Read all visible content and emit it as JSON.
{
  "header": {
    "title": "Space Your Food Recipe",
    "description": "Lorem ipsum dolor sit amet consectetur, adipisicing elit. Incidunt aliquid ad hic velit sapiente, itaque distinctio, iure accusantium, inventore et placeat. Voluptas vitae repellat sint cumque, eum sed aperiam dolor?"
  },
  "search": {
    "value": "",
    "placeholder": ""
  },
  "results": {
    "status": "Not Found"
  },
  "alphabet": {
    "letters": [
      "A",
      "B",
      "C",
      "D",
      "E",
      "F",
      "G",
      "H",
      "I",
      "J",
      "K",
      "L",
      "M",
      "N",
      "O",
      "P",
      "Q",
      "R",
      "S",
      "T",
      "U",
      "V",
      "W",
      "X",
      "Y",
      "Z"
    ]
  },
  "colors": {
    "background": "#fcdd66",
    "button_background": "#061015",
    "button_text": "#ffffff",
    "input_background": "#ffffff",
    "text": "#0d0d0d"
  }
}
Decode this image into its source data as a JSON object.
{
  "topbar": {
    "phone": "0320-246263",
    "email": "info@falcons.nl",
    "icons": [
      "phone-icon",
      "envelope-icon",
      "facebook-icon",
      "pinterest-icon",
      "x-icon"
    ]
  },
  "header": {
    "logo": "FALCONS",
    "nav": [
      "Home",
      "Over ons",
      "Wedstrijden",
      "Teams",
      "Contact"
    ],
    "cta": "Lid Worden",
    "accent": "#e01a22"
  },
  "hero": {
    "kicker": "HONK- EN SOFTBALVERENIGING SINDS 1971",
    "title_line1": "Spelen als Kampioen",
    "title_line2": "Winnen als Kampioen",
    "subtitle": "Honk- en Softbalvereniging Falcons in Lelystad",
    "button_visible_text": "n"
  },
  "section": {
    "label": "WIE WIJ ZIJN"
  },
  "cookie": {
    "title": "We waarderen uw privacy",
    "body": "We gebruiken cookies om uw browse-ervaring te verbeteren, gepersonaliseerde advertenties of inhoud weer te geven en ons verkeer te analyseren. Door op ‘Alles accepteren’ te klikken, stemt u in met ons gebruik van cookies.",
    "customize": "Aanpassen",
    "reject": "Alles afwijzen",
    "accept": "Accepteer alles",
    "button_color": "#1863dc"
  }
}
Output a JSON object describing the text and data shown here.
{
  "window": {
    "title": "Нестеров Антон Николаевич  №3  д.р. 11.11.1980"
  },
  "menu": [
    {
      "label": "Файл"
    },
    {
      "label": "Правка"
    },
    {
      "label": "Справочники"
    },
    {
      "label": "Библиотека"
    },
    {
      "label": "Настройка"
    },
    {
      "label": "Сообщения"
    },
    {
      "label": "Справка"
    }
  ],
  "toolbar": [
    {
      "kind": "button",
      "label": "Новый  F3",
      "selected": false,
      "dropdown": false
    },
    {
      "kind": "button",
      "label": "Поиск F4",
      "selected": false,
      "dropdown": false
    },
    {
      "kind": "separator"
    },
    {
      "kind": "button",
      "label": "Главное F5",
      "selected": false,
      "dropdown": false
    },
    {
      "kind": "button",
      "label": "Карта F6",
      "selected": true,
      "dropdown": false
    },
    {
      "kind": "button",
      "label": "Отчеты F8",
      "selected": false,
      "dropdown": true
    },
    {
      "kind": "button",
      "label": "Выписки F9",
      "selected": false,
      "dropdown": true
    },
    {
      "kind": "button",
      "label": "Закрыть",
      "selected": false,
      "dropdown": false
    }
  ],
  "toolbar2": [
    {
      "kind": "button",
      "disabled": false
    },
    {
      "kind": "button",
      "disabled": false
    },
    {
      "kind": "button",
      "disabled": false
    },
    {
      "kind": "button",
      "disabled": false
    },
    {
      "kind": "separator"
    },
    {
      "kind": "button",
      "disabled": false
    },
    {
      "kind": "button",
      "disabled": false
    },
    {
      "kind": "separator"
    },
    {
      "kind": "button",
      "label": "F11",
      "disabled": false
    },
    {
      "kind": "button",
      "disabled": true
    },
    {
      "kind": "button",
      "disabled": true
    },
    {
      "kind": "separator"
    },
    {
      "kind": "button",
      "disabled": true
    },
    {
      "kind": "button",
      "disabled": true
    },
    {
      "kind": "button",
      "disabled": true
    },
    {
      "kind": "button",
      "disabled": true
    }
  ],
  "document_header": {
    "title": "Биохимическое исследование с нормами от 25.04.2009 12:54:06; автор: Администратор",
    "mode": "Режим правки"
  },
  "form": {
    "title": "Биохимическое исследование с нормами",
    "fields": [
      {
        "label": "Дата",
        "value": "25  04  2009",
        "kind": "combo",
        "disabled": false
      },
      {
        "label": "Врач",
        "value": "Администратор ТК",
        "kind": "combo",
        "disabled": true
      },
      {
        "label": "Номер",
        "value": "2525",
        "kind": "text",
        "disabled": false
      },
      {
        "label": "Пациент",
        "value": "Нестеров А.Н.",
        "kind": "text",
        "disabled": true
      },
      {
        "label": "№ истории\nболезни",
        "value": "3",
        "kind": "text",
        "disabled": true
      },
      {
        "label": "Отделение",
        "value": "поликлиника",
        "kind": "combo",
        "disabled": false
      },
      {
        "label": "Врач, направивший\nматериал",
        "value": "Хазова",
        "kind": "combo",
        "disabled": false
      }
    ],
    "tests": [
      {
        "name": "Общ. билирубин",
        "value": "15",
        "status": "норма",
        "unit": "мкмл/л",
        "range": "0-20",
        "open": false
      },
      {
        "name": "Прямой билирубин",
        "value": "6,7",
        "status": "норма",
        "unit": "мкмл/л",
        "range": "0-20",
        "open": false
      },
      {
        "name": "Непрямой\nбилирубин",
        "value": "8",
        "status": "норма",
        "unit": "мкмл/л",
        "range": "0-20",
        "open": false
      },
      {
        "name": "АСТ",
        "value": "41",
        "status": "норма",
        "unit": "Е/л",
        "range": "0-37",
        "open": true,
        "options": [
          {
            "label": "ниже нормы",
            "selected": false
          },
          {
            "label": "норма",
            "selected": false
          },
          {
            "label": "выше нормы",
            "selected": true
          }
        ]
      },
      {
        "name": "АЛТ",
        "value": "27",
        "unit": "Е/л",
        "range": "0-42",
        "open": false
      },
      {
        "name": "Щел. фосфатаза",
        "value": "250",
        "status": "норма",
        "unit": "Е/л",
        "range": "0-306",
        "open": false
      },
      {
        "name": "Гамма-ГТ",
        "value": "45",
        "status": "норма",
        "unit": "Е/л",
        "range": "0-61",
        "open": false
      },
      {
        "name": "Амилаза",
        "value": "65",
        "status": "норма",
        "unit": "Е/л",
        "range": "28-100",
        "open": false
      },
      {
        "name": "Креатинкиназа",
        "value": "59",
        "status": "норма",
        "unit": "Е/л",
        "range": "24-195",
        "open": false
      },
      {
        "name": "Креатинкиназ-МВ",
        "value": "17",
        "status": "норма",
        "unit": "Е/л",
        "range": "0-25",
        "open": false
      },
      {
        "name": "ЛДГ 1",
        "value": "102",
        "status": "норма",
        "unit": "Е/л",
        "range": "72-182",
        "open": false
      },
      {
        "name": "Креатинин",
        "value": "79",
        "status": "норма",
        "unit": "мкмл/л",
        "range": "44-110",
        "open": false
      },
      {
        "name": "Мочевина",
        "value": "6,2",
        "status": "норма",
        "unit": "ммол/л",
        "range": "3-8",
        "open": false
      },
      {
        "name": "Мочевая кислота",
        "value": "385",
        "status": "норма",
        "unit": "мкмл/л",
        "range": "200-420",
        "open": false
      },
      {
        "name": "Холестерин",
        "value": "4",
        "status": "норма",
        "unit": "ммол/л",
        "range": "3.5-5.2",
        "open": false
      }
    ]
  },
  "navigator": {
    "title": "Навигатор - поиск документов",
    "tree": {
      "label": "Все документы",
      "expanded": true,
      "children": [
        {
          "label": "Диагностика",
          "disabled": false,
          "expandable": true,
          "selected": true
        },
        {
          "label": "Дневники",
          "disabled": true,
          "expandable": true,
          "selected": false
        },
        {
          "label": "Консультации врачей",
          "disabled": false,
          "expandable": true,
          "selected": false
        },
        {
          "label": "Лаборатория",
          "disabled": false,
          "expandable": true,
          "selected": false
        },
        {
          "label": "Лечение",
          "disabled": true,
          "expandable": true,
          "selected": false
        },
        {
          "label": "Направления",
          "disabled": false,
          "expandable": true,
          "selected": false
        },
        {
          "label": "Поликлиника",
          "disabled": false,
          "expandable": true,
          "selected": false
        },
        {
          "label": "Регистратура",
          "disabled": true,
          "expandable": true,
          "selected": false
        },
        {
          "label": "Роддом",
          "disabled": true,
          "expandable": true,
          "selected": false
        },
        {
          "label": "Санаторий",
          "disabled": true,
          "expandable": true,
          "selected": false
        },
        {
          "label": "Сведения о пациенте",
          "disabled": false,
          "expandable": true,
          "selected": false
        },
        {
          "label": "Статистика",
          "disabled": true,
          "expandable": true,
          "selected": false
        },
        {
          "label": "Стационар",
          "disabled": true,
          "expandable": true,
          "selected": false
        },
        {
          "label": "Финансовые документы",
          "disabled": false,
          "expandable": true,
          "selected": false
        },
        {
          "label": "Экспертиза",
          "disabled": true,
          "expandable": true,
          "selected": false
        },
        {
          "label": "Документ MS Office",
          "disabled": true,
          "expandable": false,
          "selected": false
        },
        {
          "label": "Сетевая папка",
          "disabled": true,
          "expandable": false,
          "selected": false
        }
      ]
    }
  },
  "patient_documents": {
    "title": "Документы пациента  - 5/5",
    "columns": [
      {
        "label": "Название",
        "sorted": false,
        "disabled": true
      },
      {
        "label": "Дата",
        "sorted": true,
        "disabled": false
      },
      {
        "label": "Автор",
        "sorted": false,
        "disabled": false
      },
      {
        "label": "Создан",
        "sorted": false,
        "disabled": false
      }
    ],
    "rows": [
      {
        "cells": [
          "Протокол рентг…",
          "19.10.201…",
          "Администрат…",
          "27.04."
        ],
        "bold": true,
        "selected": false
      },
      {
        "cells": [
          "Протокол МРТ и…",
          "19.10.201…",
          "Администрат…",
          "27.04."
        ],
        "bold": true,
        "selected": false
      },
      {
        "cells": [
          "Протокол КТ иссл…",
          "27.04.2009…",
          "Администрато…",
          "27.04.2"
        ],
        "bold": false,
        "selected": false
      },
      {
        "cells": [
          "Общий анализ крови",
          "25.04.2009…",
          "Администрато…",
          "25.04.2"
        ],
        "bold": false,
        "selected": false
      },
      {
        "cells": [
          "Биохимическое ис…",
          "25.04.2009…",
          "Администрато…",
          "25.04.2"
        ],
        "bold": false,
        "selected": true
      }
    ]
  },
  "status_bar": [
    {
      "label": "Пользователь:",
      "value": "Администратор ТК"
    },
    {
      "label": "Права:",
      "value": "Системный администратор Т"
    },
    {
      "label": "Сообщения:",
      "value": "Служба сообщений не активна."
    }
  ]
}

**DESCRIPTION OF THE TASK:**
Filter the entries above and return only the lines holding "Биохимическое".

**OUTPUT FOR THIS EXERCISE:**
    "title": "Биохимическое исследование с нормами от 25.04.2009 12:54:06; автор: Администратор",
    "title": "Биохимическое исследование с нормами",
          "Биохимическое ис…",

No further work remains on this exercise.